Volunteering in times of COVID-19
UN Volunteer Elin Langemar shares insights of volunteering for UNDP Moldova during the pandemic.
With a rich and diverse experience of living and working all over the world, Elin started her assignment as a UN Volunteer (UNV) for UNDP Moldova in October 2019. After less than half a year throughout her volunteering journey, COVID-19 happened. Looking back, we were curious to know how does volunteering work in current conditions and restrictions and what keeps our UNVs going.
Tell us more about your experience living in Sweden, working for UNDP Moldova in COVID-19 times? What motivates and inspires you to continue as a volunteer?
It’s now been more than six months since I left Moldova, just a couple of hours before they closed the airport due to the outbreak of the pandemic. I flew home to Stockholm where I live with my partner. I am mostly working at home, but occasionally I need some change of location. At those times I go sit at my partner’s office which is empty.
For me, it works well working remotely. I am lucky to be able to do all my work from my computer and this allows me to keep going despite all constraints. I really love my job and I feel that the work I am doing is important. It makes it easier to stay motivated and to be effective. The major difference working remotely is of course that I am not in the same office as my team. The effect is that all informal and spontaneous every-day interactions and conversations are left out. I think that this has an effect on many aspects, not least on people’s well-being as personal interactions are important. Fortunately, we have a lot of meetings online and we sometimes manage to also talk about other than work-related matters.
What do you miss most about Moldova?
I miss going to work at the UN House in Chisinau and seeing my colleagues. I also appreciated being present in the country in which our projects and activities take place.
I miss many other things about Moldova. The vegetarian food and the weather are two of them, another is the coffee at a special coffee shop close to the UN House. Before, I could not resist going there at least two times every day.
What would you recommend to other persons that are interested to start as volunteers during COVID-19 times?
Concerning all the restrictions, one has to think about how to contribute safely. The best way to do this is through online volunteering. Unfortunately, not everyone can contribute due to a lack of access to the Internet, computer, smartphone, or tablet. Until the pandemic is over this is one of the safest ways of helping others.
The UN is seeing on-line volunteering as a “force of global development” and if you are interested there are many different ways of engaging through UN Volunteers and especially to support the fight against the pandemic. You can read more about this on https://www.onlinevolunteering.org/en
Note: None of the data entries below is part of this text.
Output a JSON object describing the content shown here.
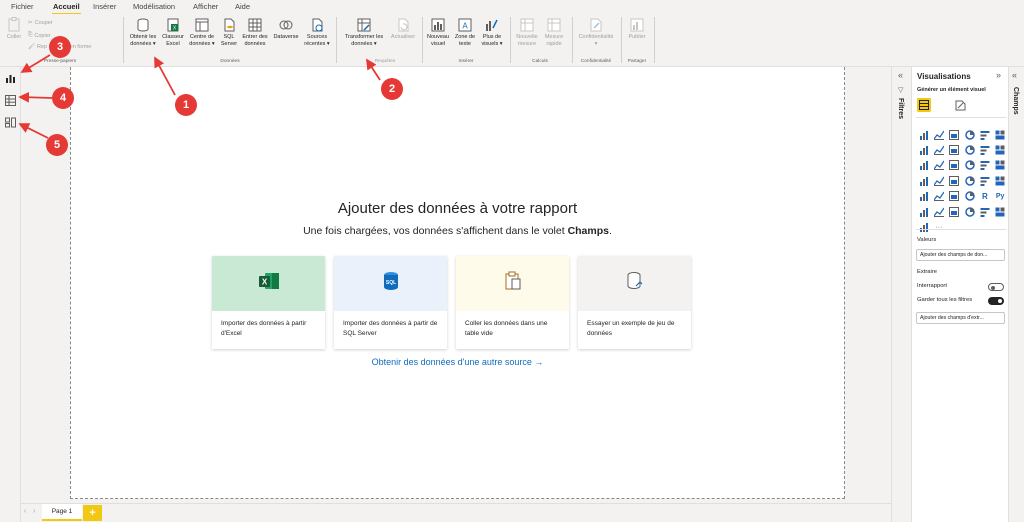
{
  "menu": {
    "tabs": [
      "Fichier",
      "Accueil",
      "Insérer",
      "Modélisation",
      "Afficher",
      "Aide"
    ],
    "active_tab": "Accueil"
  },
  "ribbon": {
    "clipboard": {
      "paste": "Coller",
      "cut": "Couper",
      "copy": "Copier",
      "format_painter_a": "Rep",
      "format_painter_b": "ise en forme",
      "group": "Presse-papiers"
    },
    "data": {
      "get_data": [
        "Obtenir les",
        "données"
      ],
      "excel": [
        "Classeur",
        "Excel"
      ],
      "datahub": [
        "Centre de",
        "données"
      ],
      "sql": [
        "SQL",
        "Server"
      ],
      "enter": [
        "Entrer des",
        "données"
      ],
      "dataverse": "Dataverse",
      "recent": [
        "Sources",
        "récentes"
      ],
      "group": "Données"
    },
    "queries": {
      "transform": [
        "Transformer les",
        "données"
      ],
      "refresh": "Actualiser",
      "group": "Requêtes"
    },
    "insert": {
      "new_visual": [
        "Nouveau",
        "visuel"
      ],
      "text_box": [
        "Zone de",
        "texte"
      ],
      "more_visuals": [
        "Plus de",
        "visuels"
      ],
      "group": "Insérer"
    },
    "calc": {
      "new_measure": [
        "Nouvelle",
        "mesure"
      ],
      "quick_measure": [
        "Mesure",
        "rapide"
      ],
      "group": "Calculs"
    },
    "sensitivity": {
      "label": "Confidentialité",
      "group": "Confidentialité"
    },
    "share": {
      "publish": "Publier",
      "group": "Partager"
    }
  },
  "canvas": {
    "title": "Ajouter des données à votre rapport",
    "subtitle_prefix": "Une fois chargées, vos données s'affichent dans le volet ",
    "subtitle_bold": "Champs",
    "subtitle_suffix": ".",
    "cards": [
      {
        "label": "Importer des données à partir d'Excel",
        "color": "#c9e9d5",
        "icon": "excel-icon"
      },
      {
        "label": "Importer des données à partir de SQL Server",
        "color": "#eaf1fb",
        "icon": "sql-icon"
      },
      {
        "label": "Coller les données dans une table vide",
        "color": "#fffbea",
        "icon": "paste-icon"
      },
      {
        "label": "Essayer un exemple de jeu de données",
        "color": "#f3f2f1",
        "icon": "sample-data-icon"
      }
    ],
    "other_source": "Obtenir des données d'une autre source →"
  },
  "pages": {
    "tabs": [
      "Page 1"
    ],
    "add": "+"
  },
  "filters_label": "Filtres",
  "viz": {
    "title": "Visualisations",
    "subtitle": "Générer un élément visuel",
    "values_label": "Valeurs",
    "values_placeholder": "Ajouter des champs de don...",
    "drillthrough_label": "Extraire",
    "cross_report": "Interrapport",
    "keep_filters": "Garder tous les filtres",
    "drill_placeholder": "Ajouter des champs d'extr..."
  },
  "fields_label": "Champs",
  "annotations": [
    "1",
    "2",
    "3",
    "4",
    "5"
  ],
  "colors": {
    "accent": "#f2c811",
    "link": "#0f6cbd",
    "badge": "#e53935"
  }
}
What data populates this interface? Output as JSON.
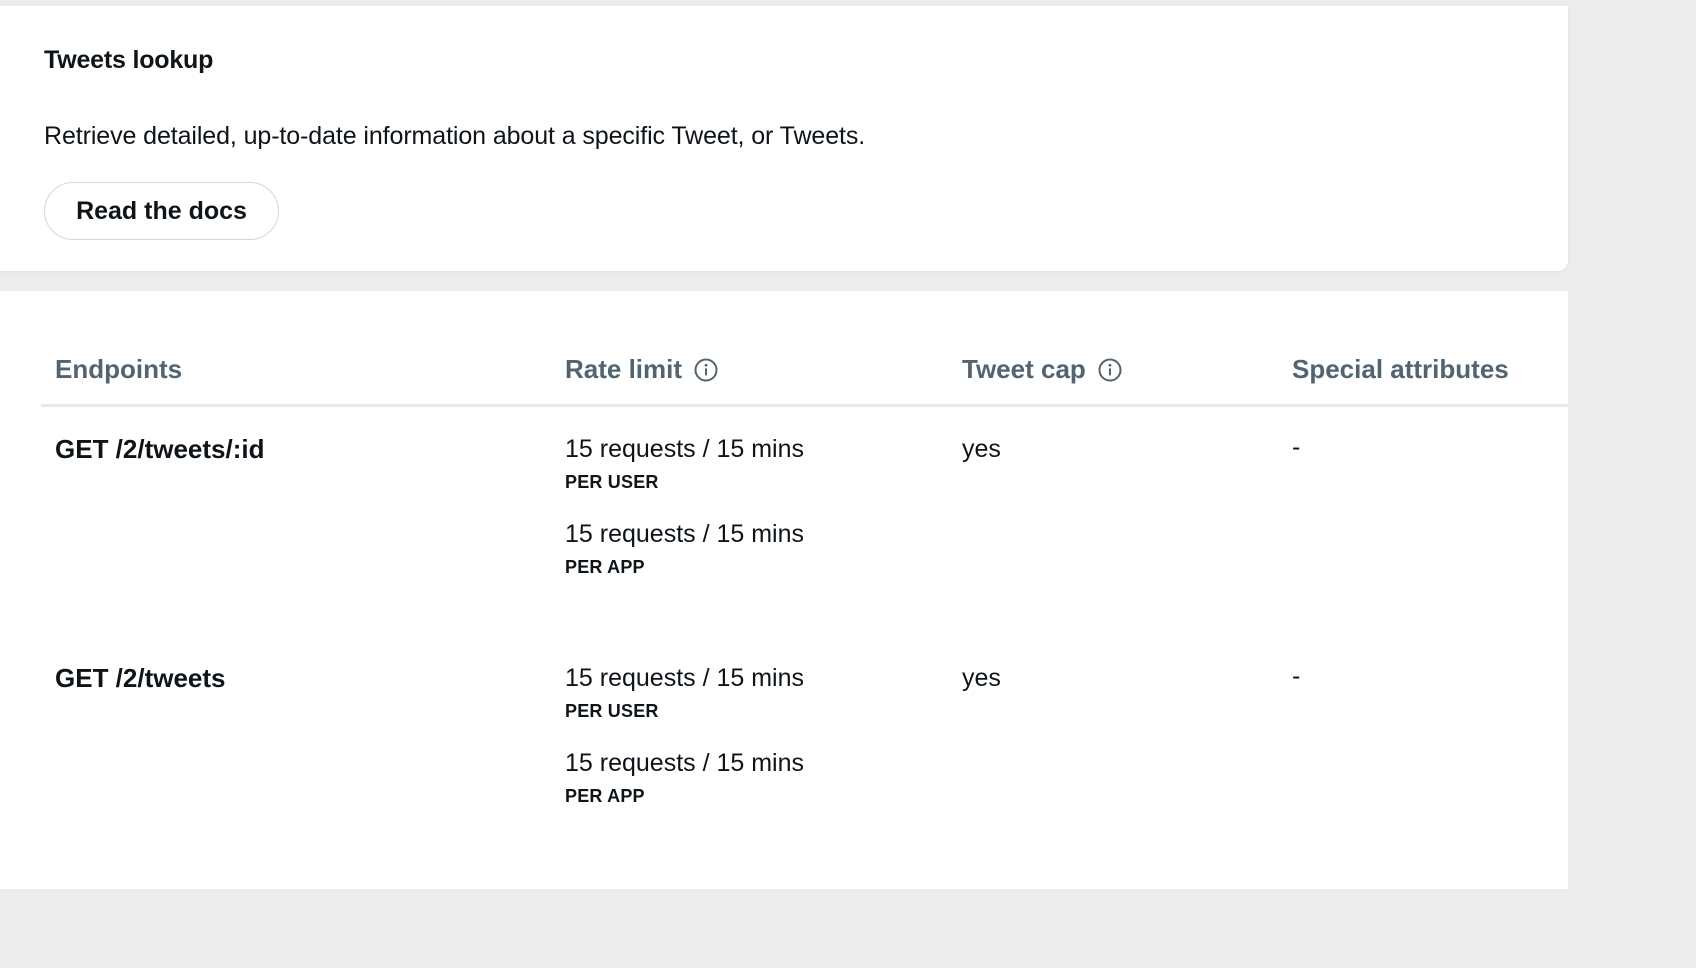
{
  "section": {
    "title": "Tweets lookup",
    "description": "Retrieve detailed, up-to-date information about a specific Tweet, or Tweets.",
    "docs_button_label": "Read the docs"
  },
  "table": {
    "headers": {
      "endpoints": "Endpoints",
      "rate_limit": "Rate limit",
      "tweet_cap": "Tweet cap",
      "special_attributes": "Special attributes"
    },
    "info_icon": "info-circle-icon",
    "rows": [
      {
        "endpoint": "GET /2/tweets/:id",
        "rate_limits": [
          {
            "value": "15 requests / 15 mins",
            "scope": "PER USER"
          },
          {
            "value": "15 requests / 15 mins",
            "scope": "PER APP"
          }
        ],
        "tweet_cap": "yes",
        "special_attributes": "-"
      },
      {
        "endpoint": "GET /2/tweets",
        "rate_limits": [
          {
            "value": "15 requests / 15 mins",
            "scope": "PER USER"
          },
          {
            "value": "15 requests / 15 mins",
            "scope": "PER APP"
          }
        ],
        "tweet_cap": "yes",
        "special_attributes": "-"
      }
    ]
  },
  "colors": {
    "page_background": "#ebeceb",
    "card_background": "#ffffff",
    "header_text": "#536471",
    "body_text": "#0f1419",
    "button_border": "#cfd9de"
  }
}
Elin Langemar benefits from the United Nations Development Programme (UNDP)-United Nations Volunteers (UNV) Talent Programme for Young Professionals with Disabilities. Her position is funded by Sweden.
The UNDP-UNV Talent Programme aims to build a talent pipeline of highly qualified professionals with disabilities who can contribute to the development sector, and to attaining the Sustainable Development Goals (SDGs) at national and global levels.